Start of Given entries

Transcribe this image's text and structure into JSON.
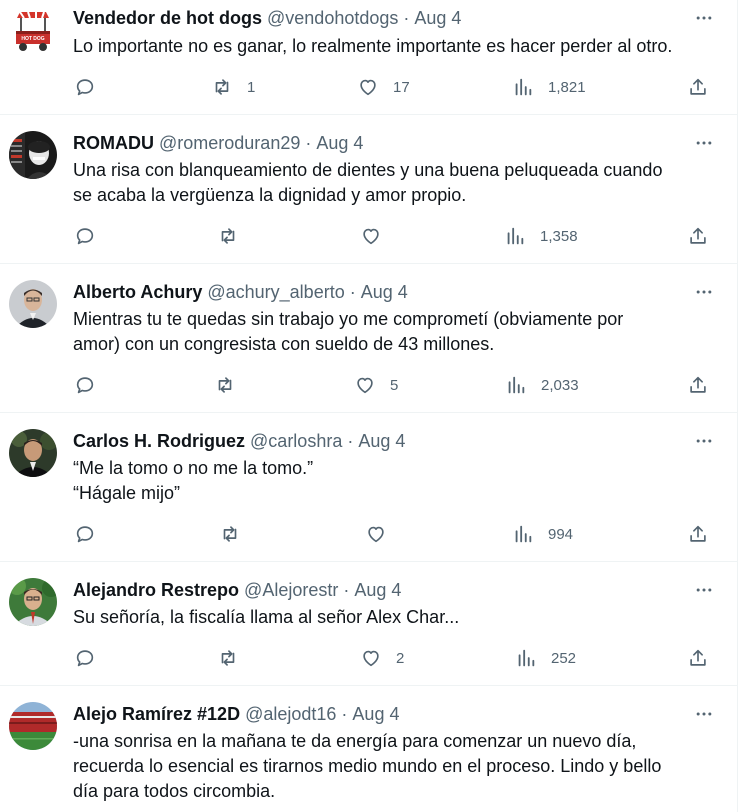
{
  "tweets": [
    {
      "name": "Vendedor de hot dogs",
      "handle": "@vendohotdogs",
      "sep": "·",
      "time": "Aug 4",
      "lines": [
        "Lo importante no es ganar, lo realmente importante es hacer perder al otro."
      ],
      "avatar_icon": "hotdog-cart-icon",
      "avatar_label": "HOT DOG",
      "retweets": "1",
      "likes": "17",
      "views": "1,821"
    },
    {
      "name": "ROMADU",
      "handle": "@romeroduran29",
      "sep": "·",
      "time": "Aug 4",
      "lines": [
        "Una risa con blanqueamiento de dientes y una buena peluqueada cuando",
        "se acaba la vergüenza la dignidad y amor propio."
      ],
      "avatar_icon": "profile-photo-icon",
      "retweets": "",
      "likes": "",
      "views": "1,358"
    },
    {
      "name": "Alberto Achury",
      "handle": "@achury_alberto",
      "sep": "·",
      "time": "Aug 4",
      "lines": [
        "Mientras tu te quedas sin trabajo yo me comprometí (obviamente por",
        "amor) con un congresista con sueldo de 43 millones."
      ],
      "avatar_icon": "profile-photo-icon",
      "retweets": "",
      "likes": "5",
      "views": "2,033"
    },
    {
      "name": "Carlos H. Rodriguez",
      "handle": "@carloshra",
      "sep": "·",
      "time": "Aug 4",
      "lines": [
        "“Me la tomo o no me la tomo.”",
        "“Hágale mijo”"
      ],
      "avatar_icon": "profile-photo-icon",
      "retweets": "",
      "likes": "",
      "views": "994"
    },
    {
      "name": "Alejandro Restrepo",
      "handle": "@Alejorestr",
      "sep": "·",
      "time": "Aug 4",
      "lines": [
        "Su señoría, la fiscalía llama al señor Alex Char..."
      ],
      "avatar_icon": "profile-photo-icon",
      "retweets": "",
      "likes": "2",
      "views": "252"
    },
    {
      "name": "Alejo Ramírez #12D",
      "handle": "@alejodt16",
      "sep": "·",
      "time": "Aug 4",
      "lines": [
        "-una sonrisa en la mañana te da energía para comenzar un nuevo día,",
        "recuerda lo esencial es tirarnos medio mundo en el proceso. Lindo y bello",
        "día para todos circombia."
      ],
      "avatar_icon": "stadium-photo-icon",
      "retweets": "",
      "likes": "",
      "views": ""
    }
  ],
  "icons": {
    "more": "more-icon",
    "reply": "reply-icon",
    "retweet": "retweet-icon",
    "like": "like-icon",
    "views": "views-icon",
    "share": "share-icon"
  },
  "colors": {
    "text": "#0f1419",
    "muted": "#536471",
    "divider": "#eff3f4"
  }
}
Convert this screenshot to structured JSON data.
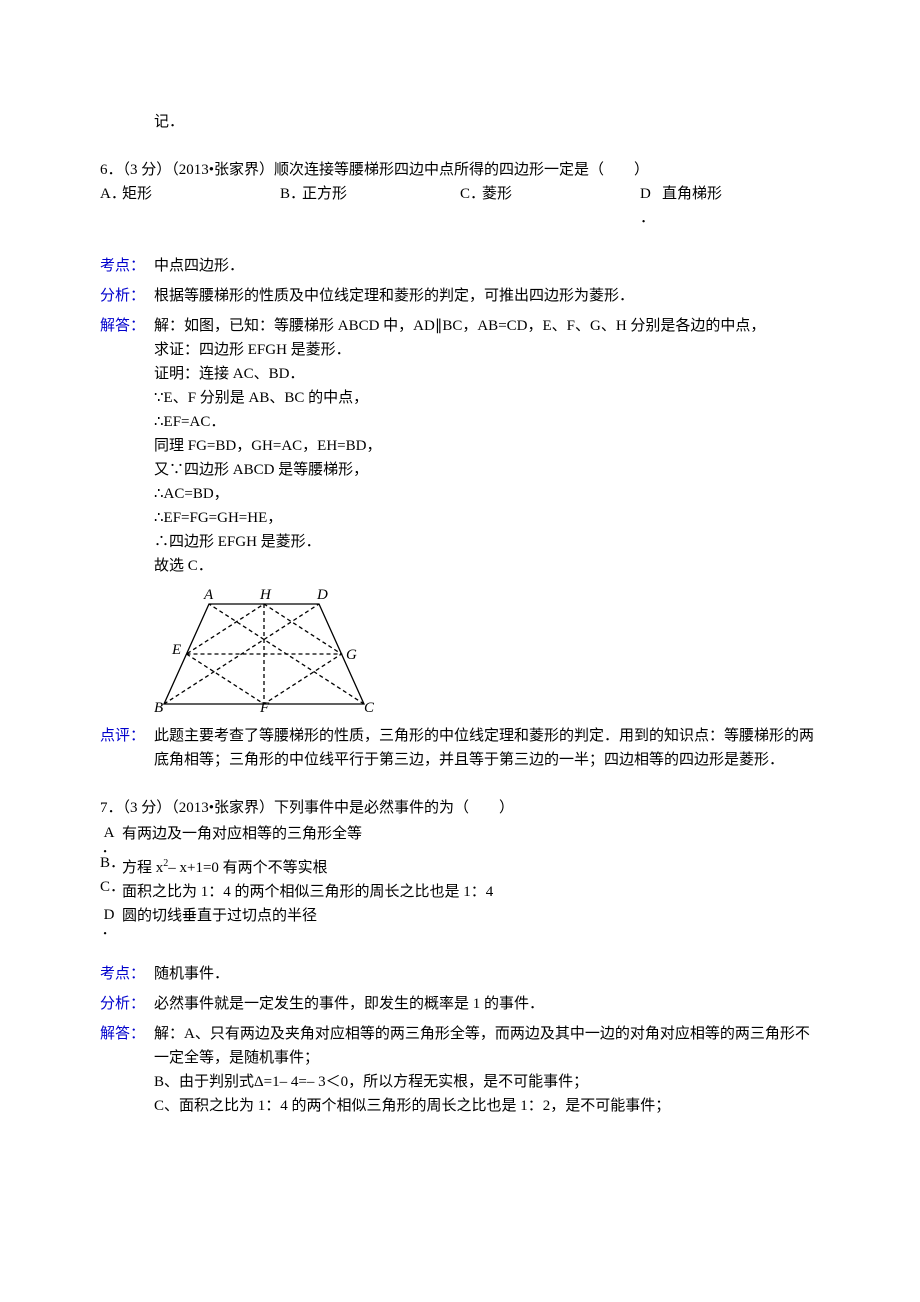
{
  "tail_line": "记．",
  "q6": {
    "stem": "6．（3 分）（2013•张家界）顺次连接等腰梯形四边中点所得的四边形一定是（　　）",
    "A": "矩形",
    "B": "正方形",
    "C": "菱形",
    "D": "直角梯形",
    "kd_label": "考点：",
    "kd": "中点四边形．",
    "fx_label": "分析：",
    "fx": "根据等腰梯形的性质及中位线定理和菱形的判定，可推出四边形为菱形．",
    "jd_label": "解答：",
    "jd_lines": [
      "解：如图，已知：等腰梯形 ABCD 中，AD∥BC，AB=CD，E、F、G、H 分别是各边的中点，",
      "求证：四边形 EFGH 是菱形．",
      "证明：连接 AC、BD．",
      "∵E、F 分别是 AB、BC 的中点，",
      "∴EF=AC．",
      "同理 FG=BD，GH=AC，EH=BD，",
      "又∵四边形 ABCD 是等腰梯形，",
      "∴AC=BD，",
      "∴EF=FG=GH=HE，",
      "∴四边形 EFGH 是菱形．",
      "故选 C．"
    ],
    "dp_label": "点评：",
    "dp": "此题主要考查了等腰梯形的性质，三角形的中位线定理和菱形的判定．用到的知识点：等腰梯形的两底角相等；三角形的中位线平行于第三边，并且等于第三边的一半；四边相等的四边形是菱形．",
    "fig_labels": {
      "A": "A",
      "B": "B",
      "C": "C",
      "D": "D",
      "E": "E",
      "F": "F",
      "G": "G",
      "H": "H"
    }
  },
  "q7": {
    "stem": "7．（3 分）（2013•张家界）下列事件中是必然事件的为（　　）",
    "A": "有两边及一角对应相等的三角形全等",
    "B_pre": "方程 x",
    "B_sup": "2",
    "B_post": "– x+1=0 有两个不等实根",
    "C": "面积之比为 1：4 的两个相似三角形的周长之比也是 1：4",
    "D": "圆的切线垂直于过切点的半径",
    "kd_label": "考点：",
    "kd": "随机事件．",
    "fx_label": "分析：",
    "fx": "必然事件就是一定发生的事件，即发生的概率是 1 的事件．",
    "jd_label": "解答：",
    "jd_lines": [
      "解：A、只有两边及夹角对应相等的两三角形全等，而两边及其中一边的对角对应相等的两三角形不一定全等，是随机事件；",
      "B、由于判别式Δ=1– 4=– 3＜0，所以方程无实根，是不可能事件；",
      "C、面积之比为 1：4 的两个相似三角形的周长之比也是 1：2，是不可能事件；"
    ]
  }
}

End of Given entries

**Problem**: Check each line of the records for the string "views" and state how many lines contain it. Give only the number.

**Exercise answer**: 7